Ramrod did charge these 10 zombies. The group was able to use gusts of wind to send the zombies tumbling down a hill, basically saving Ramrod from death. That was one test, one "easy mode" test where I gave them a lot of leeway to save him.
Then the group went into the shrine. I deleted the trap rooms and they went right to the shrine of Kubazan.
What I'm going to do is sort of "preview" some of the rooms when I can fit it in a way that makes sense. This shrine of Kubazan is an altered version of the actual shrine of Kubazan in the tomb (on page 97, I believe). It involves making offerings and using a frog mask.
In this case, I took the death-trap Kubazan shrine in the tomb, and created a non-deadly version of it. Now the group is familiar with what they'll have to do when they get to page 97 much later on in the campaign, and if they think back to this, they'll have a lot of clues that will help them survive.
I plan on doing this a lot. I think it's a fair way to help them without flat-out cheating or altering the rooms to make them safer.
So the group makes offerings to Kubazan, and a "spirit shard" of Kubazan posses Hoppy, the group's froghemoth. He tells them about the trickster gods, Acererak, the puzzle cubes and the Tomb of the Nine Gods.
He gave them the boon of Kubazan, which will last for a few days. The heroes each have a 23 strength! I like the boons and I just thought it would be fun to sprinkle them through the city and jungle sections of the adventure.
On the way back to the pirate ship, the group heard screams. 30 zombies had surrounded two pirate NPCs, one of which is the group's friend, Punchin' Pearl Smitty. The idea here was to drive home the idea of the death curse. If Pearl dies here, she's dead, period. If the group can't get rid of the death curse, their friend cannot be brought back!
The group was on a cliff 30 feet above the zombie horde. What did Ramrod do? He jumped down into the horde! Now I was thinking.. he might die here for good. What can you do? Let's just play it out and see what happens. One pirate NPC died. Pearl went down and was dying.

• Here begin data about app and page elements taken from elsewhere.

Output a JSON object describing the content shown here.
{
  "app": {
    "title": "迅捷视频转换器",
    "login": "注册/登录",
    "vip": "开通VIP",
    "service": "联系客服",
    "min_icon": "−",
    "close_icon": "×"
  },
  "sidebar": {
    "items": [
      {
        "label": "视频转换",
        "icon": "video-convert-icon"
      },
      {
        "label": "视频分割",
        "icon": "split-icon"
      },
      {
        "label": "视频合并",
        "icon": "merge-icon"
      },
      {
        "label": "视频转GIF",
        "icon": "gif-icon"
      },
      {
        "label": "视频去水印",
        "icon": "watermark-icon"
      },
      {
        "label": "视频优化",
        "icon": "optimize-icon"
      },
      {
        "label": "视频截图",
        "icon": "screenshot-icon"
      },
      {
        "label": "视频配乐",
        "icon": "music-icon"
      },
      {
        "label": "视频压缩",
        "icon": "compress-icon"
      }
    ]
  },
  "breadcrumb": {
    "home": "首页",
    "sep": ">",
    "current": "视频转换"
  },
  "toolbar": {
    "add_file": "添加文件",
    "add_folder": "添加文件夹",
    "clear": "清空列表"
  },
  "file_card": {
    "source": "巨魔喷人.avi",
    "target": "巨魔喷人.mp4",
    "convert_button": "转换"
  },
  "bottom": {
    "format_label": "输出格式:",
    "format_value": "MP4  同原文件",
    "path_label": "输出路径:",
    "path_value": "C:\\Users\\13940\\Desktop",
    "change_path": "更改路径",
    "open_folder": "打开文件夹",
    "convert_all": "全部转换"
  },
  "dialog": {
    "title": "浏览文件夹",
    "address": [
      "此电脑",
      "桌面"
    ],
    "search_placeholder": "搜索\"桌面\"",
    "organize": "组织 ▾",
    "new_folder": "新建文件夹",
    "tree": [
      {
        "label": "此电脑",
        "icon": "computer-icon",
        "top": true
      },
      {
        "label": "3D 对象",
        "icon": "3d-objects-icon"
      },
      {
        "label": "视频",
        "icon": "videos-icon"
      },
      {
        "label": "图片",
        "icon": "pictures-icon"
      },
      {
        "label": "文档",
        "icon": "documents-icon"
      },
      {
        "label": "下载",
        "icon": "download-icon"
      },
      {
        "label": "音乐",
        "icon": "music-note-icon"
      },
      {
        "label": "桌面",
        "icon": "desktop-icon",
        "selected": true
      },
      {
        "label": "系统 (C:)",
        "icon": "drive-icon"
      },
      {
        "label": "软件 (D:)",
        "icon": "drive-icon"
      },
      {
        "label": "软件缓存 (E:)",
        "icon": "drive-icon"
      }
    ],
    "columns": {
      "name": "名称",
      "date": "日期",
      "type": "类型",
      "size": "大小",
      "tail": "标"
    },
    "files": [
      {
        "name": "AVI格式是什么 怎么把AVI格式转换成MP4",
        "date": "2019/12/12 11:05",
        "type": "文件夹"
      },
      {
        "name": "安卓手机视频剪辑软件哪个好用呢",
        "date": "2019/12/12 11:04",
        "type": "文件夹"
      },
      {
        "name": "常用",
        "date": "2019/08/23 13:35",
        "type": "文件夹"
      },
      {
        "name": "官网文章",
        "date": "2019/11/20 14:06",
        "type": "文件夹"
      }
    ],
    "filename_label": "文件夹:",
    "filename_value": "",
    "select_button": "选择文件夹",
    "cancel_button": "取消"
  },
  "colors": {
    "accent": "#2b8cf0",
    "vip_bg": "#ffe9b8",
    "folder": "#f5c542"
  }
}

Mistletoe climbed down and used gust of wind to make space, pushing zombies back. Val teleported into the horde to try to save Pearl. She was immediately dropped to 0 hit points!
Now I was looking at a potential TPK! Yikes. Hoppy the froghemoth jumped down and squashed 4 zombies.
The Indiana Jones Rule: Zavagor swung down on a rope, letting out a wave of flame as he swung by the horde. For this one, I used another of my little rules. "If it is awesome, it happens." Rolls are merely to determine how awesome it is.
So, in one round, he tied a rope around his waist, the other end around a tree, swung down on the rope and cast a spell. Deciding how far to bend the rules is very tricky, but players love it so much and it tends to electrify the game when done in moderation.
I want my game to be like Indiana Jones movies. If somebody does something Indiana Jones-y, I'm going to bend over backwards for them. Not all the time, but when it feels right.
A zombie clamped down on Mistletoe's ear. Zavagor's momentum swung him back. Mistletoe grabbed on and swung with Zavagor up to the safety of the cliff. The zombie bit off part of Mistletoe's ear. Later, the pirates made him a wooden peg-ear.
I allowed the group to plow through zombie squares. It happens in zombie movies, and the group has a 23 strength, so what the heck. Ramrod picked up Val and Pearl. He ran through the horde, taking quite a few attacks of opportunity. He was able to outrun the horde. Val rolled a natural 20 on her death save! She reached across and stabilized Pearl.
That's when the group realized that Hoppy was alone in the middle of the horde, getting swarmed! That's where we stopped.
Good session! The next one is another dinosaur race, where I tested my new rules. It went great!